Work instructions — Copy every line of the entries that has the string "this" in it.

***** Dataset excerpts *****

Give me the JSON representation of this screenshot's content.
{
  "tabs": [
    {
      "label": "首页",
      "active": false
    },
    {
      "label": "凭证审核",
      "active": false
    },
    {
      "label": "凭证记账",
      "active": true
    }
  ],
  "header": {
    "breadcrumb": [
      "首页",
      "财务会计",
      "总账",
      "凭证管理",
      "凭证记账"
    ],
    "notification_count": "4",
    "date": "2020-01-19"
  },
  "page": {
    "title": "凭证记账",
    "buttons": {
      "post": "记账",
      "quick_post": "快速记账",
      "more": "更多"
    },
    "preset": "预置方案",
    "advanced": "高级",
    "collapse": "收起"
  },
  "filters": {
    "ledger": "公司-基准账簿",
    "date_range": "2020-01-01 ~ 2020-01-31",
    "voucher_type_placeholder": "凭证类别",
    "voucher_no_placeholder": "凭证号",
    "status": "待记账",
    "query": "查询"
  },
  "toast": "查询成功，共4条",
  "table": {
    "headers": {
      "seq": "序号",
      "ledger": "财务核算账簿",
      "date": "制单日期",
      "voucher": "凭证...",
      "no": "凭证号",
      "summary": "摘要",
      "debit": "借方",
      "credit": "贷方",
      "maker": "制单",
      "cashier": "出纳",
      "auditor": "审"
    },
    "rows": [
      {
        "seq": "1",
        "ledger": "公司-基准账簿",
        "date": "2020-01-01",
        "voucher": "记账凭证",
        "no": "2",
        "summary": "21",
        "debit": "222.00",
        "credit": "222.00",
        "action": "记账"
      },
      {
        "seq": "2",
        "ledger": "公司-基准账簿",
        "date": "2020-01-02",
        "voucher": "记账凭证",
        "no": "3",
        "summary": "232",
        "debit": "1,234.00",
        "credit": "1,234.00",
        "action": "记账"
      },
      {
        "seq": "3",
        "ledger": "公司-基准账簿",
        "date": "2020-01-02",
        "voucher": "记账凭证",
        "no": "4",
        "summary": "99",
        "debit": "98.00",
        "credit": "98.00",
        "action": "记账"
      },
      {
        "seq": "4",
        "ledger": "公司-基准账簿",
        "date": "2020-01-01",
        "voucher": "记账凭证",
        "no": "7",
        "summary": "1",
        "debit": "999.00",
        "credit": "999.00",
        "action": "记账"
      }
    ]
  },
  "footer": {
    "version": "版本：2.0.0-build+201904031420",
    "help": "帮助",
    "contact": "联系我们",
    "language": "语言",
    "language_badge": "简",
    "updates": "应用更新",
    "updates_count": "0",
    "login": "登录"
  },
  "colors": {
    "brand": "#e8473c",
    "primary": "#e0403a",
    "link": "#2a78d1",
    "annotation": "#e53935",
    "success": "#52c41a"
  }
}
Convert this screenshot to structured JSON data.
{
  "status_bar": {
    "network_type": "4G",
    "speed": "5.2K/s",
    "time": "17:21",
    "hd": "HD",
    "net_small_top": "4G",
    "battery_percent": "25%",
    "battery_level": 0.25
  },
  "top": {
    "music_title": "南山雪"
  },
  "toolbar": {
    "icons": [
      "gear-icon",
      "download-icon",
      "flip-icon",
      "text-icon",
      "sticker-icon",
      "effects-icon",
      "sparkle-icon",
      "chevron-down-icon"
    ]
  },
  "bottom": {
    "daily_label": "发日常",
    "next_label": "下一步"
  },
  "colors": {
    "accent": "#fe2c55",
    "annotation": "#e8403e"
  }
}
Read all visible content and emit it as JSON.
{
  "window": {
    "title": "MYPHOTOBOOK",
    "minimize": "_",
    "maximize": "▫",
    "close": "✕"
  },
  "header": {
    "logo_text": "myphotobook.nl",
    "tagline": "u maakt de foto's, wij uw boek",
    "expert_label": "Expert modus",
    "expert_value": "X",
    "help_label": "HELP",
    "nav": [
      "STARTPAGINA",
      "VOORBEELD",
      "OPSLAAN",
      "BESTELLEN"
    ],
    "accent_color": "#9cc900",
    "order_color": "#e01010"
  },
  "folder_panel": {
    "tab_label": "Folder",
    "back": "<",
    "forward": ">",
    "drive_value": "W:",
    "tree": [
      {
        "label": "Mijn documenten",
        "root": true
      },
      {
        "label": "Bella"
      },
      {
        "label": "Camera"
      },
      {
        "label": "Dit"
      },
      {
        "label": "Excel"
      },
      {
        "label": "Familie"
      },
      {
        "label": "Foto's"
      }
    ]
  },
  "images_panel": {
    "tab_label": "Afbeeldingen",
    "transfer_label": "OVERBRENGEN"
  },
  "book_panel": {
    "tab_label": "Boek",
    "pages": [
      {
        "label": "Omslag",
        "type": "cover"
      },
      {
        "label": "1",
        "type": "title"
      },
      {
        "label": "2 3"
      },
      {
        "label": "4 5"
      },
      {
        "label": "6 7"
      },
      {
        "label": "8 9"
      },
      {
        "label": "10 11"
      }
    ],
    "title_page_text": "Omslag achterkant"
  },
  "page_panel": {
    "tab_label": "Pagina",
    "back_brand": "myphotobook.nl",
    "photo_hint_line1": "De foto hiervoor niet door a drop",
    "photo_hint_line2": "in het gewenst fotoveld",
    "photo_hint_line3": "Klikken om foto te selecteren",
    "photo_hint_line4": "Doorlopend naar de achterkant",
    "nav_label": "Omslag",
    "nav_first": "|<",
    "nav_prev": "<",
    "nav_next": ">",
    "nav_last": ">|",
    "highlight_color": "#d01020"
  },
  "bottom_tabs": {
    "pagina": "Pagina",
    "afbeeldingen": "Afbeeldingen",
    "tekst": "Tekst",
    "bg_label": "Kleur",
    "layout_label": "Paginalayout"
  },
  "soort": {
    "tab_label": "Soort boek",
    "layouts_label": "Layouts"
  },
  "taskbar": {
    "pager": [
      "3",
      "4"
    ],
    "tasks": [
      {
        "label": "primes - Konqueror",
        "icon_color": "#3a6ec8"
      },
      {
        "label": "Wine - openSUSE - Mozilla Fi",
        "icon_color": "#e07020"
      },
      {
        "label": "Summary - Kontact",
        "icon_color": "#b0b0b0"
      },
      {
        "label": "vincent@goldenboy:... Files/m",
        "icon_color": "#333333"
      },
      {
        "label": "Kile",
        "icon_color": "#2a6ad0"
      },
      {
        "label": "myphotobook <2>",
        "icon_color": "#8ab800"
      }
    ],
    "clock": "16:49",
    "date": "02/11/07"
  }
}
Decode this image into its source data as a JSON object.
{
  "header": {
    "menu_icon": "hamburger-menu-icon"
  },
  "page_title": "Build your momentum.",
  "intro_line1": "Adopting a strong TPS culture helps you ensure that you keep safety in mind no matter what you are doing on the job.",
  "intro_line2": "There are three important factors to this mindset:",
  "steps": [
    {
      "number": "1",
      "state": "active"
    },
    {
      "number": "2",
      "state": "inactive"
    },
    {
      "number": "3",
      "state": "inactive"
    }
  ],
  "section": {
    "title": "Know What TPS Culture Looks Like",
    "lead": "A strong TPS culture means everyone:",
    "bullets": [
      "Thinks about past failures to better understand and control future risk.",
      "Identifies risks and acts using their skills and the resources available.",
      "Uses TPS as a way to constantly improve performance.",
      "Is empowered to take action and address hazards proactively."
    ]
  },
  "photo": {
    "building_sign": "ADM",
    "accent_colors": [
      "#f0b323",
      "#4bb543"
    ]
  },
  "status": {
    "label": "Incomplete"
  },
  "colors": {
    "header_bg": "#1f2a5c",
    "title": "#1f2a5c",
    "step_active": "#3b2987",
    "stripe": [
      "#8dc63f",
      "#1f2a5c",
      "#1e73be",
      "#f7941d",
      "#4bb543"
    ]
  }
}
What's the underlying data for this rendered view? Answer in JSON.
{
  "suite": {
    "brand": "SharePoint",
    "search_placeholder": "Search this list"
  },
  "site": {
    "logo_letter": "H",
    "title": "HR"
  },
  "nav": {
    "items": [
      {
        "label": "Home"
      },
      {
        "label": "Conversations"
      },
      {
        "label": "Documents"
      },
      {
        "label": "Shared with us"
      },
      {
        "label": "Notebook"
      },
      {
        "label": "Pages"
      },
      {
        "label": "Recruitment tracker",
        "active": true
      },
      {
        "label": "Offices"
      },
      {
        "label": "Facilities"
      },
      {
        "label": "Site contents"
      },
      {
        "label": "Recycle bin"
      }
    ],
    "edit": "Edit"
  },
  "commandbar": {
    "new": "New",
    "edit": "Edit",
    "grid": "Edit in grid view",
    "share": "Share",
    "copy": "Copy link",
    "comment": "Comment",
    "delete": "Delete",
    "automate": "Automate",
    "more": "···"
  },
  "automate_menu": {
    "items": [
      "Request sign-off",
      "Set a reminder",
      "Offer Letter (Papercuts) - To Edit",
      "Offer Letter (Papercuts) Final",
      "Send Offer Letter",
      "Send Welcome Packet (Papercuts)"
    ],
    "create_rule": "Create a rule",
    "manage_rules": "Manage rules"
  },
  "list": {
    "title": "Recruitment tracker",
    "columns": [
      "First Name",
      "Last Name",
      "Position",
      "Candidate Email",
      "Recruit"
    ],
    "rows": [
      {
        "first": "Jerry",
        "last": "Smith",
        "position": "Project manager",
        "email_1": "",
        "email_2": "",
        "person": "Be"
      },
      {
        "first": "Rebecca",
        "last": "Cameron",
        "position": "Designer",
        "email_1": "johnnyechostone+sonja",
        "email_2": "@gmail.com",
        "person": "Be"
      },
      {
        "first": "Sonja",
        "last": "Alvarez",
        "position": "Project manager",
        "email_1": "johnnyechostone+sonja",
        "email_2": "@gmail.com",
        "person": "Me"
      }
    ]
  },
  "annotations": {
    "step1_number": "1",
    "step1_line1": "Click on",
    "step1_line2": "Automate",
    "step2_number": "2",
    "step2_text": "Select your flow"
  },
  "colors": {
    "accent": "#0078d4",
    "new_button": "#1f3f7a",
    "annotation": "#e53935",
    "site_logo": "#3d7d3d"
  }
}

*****

Answer box —
Give me the JSON representation of this screenshot's content.
Convert this screenshot to structured JSON data.
Decode this image into its source data as a JSON object.
  "intro_line2": "There are three important factors to this mindset:",
What's the underlying data for this rendered view? Answer in JSON.
    "search_placeholder": "Search this list"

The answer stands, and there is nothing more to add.